* **ABOUT THIS EXERCISE**: The entries that follow need to be reproduced exactly, minus any images.

* **RECORDS**:
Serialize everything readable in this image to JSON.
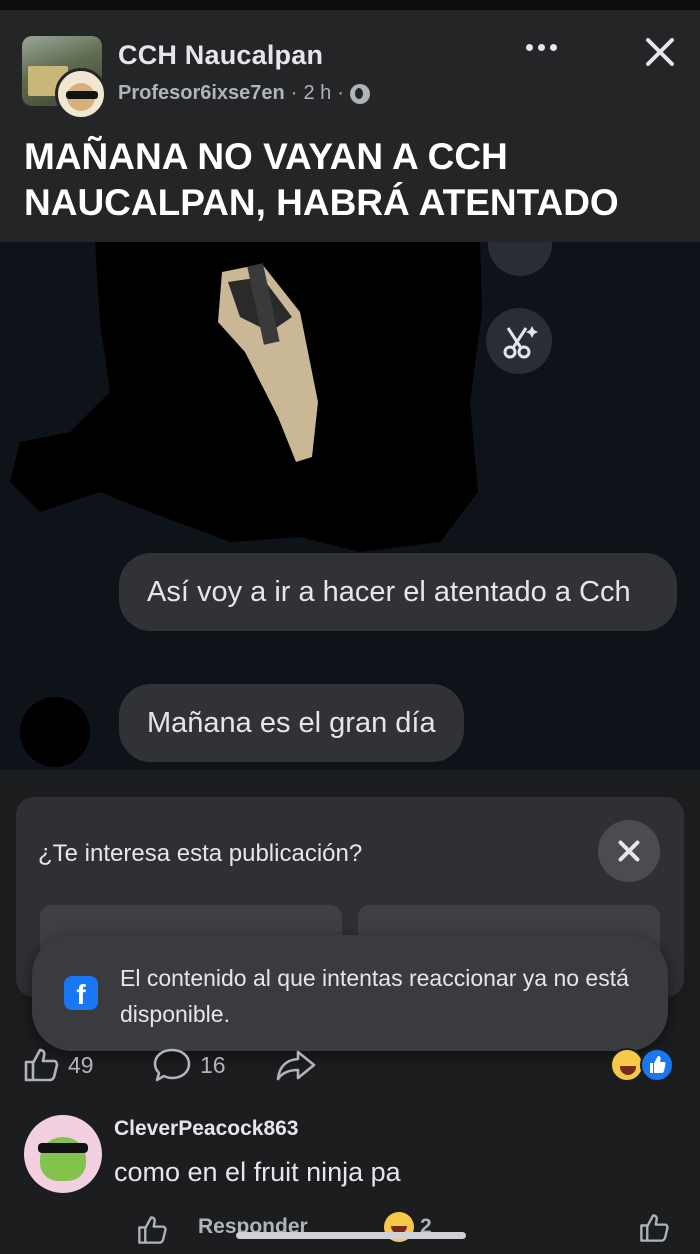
{
  "header": {
    "group_name": "CCH Naucalpan",
    "author": "Profesor6ixse7en",
    "time": "2 h",
    "separator": "·",
    "headline": "MAÑANA NO VAYAN A CCH NAUCALPAN, HABRÁ ATENTADO"
  },
  "icons": {
    "more": "more-dots-icon",
    "close": "close-icon",
    "privacy": "globe-icon",
    "scissors": "scissors-sparkle-icon",
    "like": "thumbs-up-icon",
    "comment": "comment-bubble-icon",
    "share": "share-arrow-icon",
    "brand": "facebook-icon"
  },
  "chat": {
    "messages": [
      "Así voy a ir a hacer el atentado a Cch",
      "Mañana es el gran día"
    ]
  },
  "interest_card": {
    "question": "¿Te interesa esta publicación?"
  },
  "toast": {
    "text": "El contenido al que intentas reaccionar ya no está disponible."
  },
  "actions": {
    "likes": "49",
    "comments": "16"
  },
  "comment": {
    "author": "CleverPeacock863",
    "text": "como en el fruit ninja pa",
    "reply_label": "Responder",
    "reaction_count": "2"
  },
  "colors": {
    "background": "#1c1d1f",
    "card": "#242526",
    "accent": "#1877f2",
    "text": "#e4e6eb",
    "muted": "#b0b3b8"
  }
}
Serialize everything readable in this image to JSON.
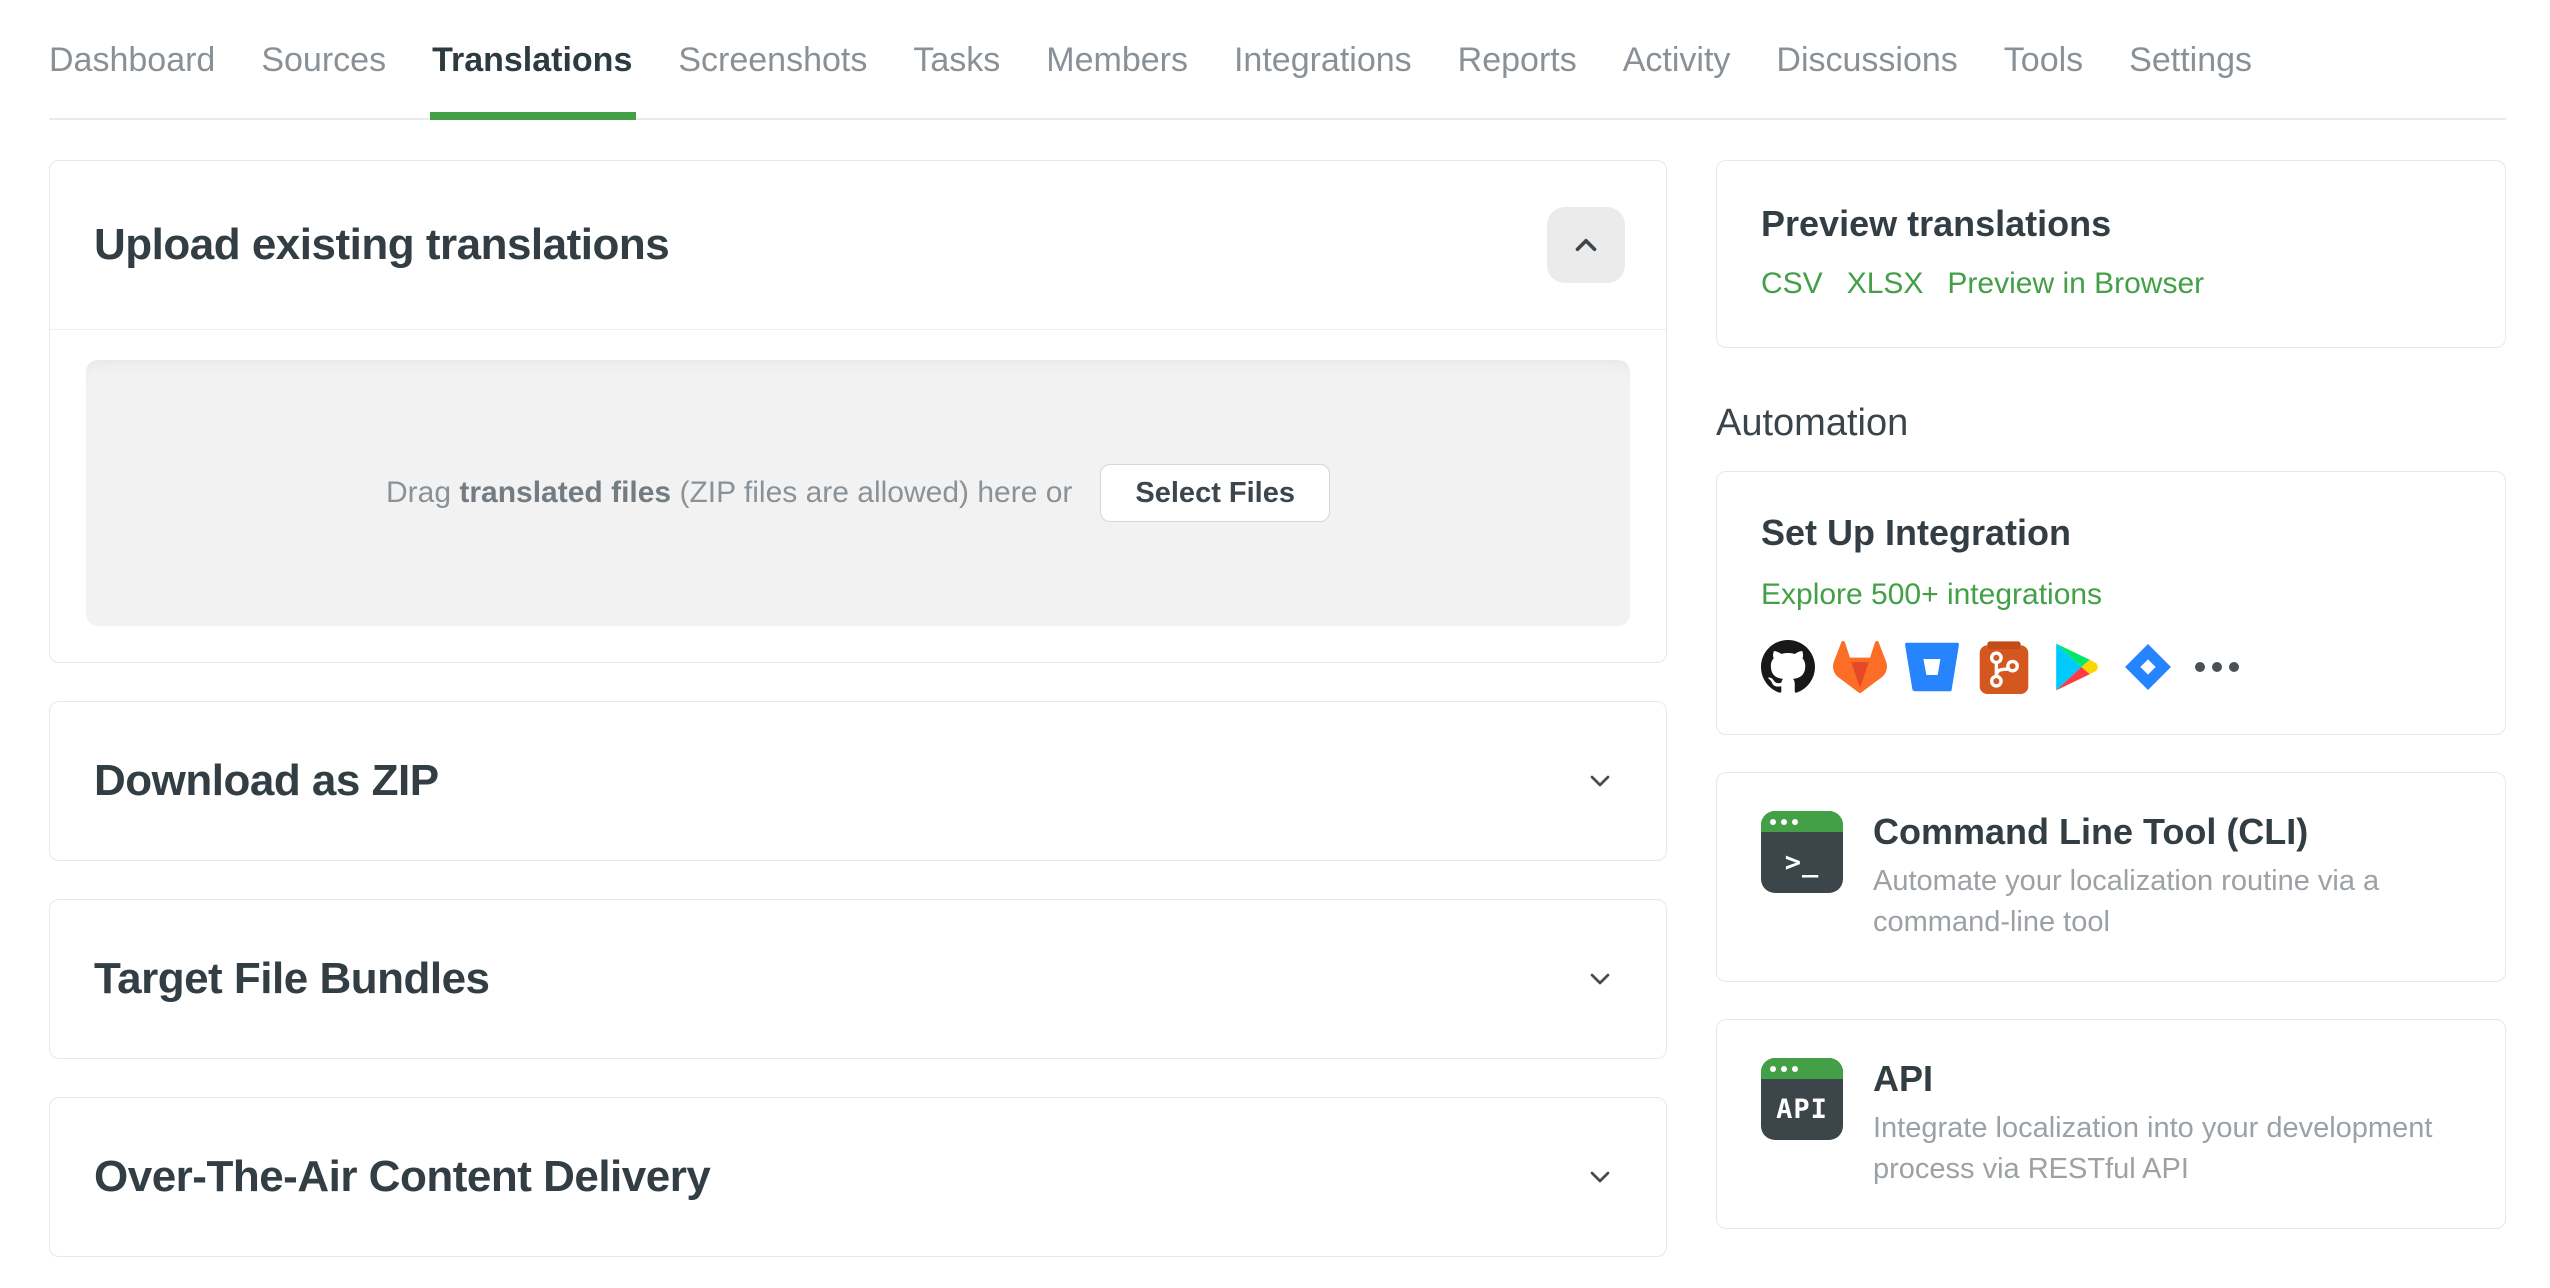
{
  "nav": {
    "tabs": [
      {
        "label": "Dashboard"
      },
      {
        "label": "Sources"
      },
      {
        "label": "Translations"
      },
      {
        "label": "Screenshots"
      },
      {
        "label": "Tasks"
      },
      {
        "label": "Members"
      },
      {
        "label": "Integrations"
      },
      {
        "label": "Reports"
      },
      {
        "label": "Activity"
      },
      {
        "label": "Discussions"
      },
      {
        "label": "Tools"
      },
      {
        "label": "Settings"
      }
    ],
    "active_tab": "Translations"
  },
  "upload_card": {
    "title": "Upload existing translations",
    "collapse_icon": "chevron-up-icon",
    "drag_prefix": "Drag",
    "drag_bold": "translated files",
    "drag_suffix": "(ZIP files are allowed) here or",
    "select_files_label": "Select Files"
  },
  "collapsed_cards": [
    {
      "title": "Download as ZIP"
    },
    {
      "title": "Target File Bundles"
    },
    {
      "title": "Over-The-Air Content Delivery"
    }
  ],
  "sidebar": {
    "preview": {
      "title": "Preview translations",
      "links": [
        {
          "label": "CSV"
        },
        {
          "label": "XLSX"
        },
        {
          "label": "Preview in Browser"
        }
      ]
    },
    "automation_heading": "Automation",
    "integration": {
      "title": "Set Up Integration",
      "explore_link": "Explore 500+ integrations",
      "icons": [
        "github-icon",
        "gitlab-icon",
        "bitbucket-icon",
        "git-icon",
        "google-play-icon",
        "jira-icon",
        "more-integrations-icon"
      ]
    },
    "tools": [
      {
        "icon": "terminal-icon",
        "icon_glyph": ">_",
        "title": "Command Line Tool (CLI)",
        "description": "Automate your localization routine via a command-line tool"
      },
      {
        "icon": "api-icon",
        "icon_glyph": "API",
        "title": "API",
        "description": "Integrate localization into your development process via RESTful API"
      }
    ]
  },
  "colors": {
    "accent_green": "#43a047",
    "active_tab_text": "#2d3a40",
    "inactive_tab_text": "#8a9196",
    "title_text": "#323e44",
    "description_text": "#9ca1a5",
    "card_border": "#e6e8e9",
    "dropzone_bg": "#f2f2f3"
  }
}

* **ANSWER BOX**:
Serialize everything readable in this image to JSON.
{
  "header": {
    "group_name": "CCH Naucalpan",
    "author": "Profesor6ixse7en",
    "time": "2 h",
    "separator": "·",
    "headline": "MAÑANA NO VAYAN A CCH NAUCALPAN, HABRÁ ATENTADO"
  },
  "icons": {
    "more": "more-dots-icon",
    "close": "close-icon",
    "privacy": "globe-icon",
    "scissors": "scissors-sparkle-icon",
    "like": "thumbs-up-icon",
    "comment": "comment-bubble-icon",
    "share": "share-arrow-icon",
    "brand": "facebook-icon"
  },
  "chat": {
    "messages": [
      "Así voy a ir a hacer el atentado a Cch",
      "Mañana es el gran día"
    ]
  },
  "interest_card": {
    "question": "¿Te interesa esta publicación?"
  },
  "toast": {
    "text": "El contenido al que intentas reaccionar ya no está disponible."
  },
  "actions": {
    "likes": "49",
    "comments": "16"
  },
  "comment": {
    "author": "CleverPeacock863",
    "text": "como en el fruit ninja pa",
    "reply_label": "Responder",
    "reaction_count": "2"
  },
  "colors": {
    "background": "#1c1d1f",
    "card": "#242526",
    "accent": "#1877f2",
    "text": "#e4e6eb",
    "muted": "#b0b3b8"
  }
}
Serialize everything readable in this image to JSON.
{
  "nav": {
    "tabs": [
      {
        "label": "Dashboard"
      },
      {
        "label": "Sources"
      },
      {
        "label": "Translations"
      },
      {
        "label": "Screenshots"
      },
      {
        "label": "Tasks"
      },
      {
        "label": "Members"
      },
      {
        "label": "Integrations"
      },
      {
        "label": "Reports"
      },
      {
        "label": "Activity"
      },
      {
        "label": "Discussions"
      },
      {
        "label": "Tools"
      },
      {
        "label": "Settings"
      }
    ],
    "active_tab": "Translations"
  },
  "upload_card": {
    "title": "Upload existing translations",
    "collapse_icon": "chevron-up-icon",
    "drag_prefix": "Drag",
    "drag_bold": "translated files",
    "drag_suffix": "(ZIP files are allowed) here or",
    "select_files_label": "Select Files"
  },
  "collapsed_cards": [
    {
      "title": "Download as ZIP"
    },
    {
      "title": "Target File Bundles"
    },
    {
      "title": "Over-The-Air Content Delivery"
    }
  ],
  "sidebar": {
    "preview": {
      "title": "Preview translations",
      "links": [
        {
          "label": "CSV"
        },
        {
          "label": "XLSX"
        },
        {
          "label": "Preview in Browser"
        }
      ]
    },
    "automation_heading": "Automation",
    "integration": {
      "title": "Set Up Integration",
      "explore_link": "Explore 500+ integrations",
      "icons": [
        "github-icon",
        "gitlab-icon",
        "bitbucket-icon",
        "git-icon",
        "google-play-icon",
        "jira-icon",
        "more-integrations-icon"
      ]
    },
    "tools": [
      {
        "icon": "terminal-icon",
        "icon_glyph": ">_",
        "title": "Command Line Tool (CLI)",
        "description": "Automate your localization routine via a command-line tool"
      },
      {
        "icon": "api-icon",
        "icon_glyph": "API",
        "title": "API",
        "description": "Integrate localization into your development process via RESTful API"
      }
    ]
  },
  "colors": {
    "accent_green": "#43a047",
    "active_tab_text": "#2d3a40",
    "inactive_tab_text": "#8a9196",
    "title_text": "#323e44",
    "description_text": "#9ca1a5",
    "card_border": "#e6e8e9",
    "dropzone_bg": "#f2f2f3"
  }
}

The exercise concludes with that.